According to the newspaper, Tencent also pulled the BabyQ bot from its QQ chat app after it answered “Do you love the Communist party?” with “No.” BabyQ was developed by Beijing firm Turing Robot.
Microsoft hasn’t responded to a request for comment on the status of its Chinese chatbot.
Tencent said in a statement: “The group chatbot services are provided by independent third party companies. We are now adjusting the services which will be resumed after improvements.”
Trying to stop chatbots making anti-Chinese comments but seem odd, but its usual for tech firms operating in China to restrict any material critical of the country. Chat apps are incredibly popular in China, with Tencent’s QQ boasting more than 800 million monthly active users, according to internal figures. WeChat reportedly has almost 800 million daily active users.

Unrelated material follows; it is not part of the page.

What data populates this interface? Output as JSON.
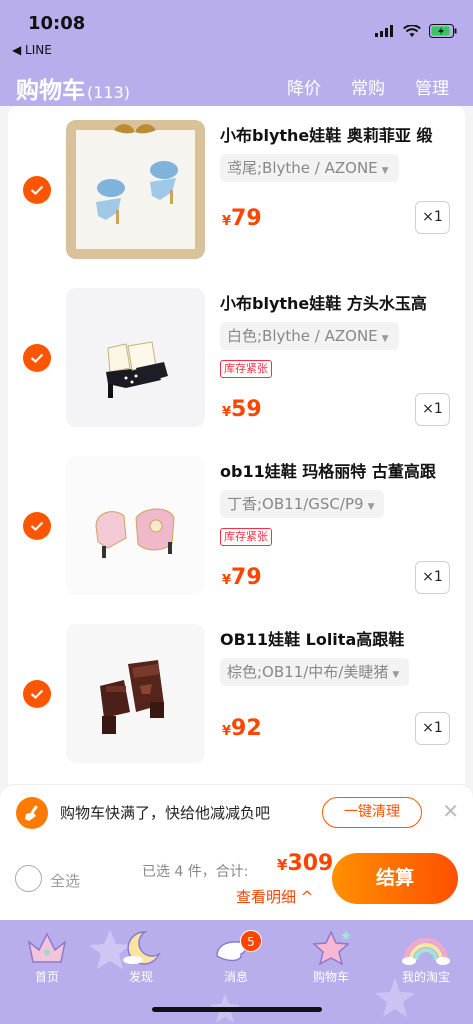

Business Insider reported last November that XiaoBing was restricted from talking about certain topics, like Donald Trump. Microsoft confirmed at the time that it had introduced “filtering on a range of topics.”
Facebook-owned WhatsApp is partly blocked in the country, while Google’s search engine is banned.
Microsoft’s bot still appears to be available on the Tencent-owned WeChat app, though it won’t really tell you what it thinks about China, America, communism or Chinese president Xi Jinping. When Business Insider asked XiaoBing whether it was patriotic, it replied: “$_$!”
The bot launched in 2014 and became popular with young men who talked to it to alleviate their loneliness.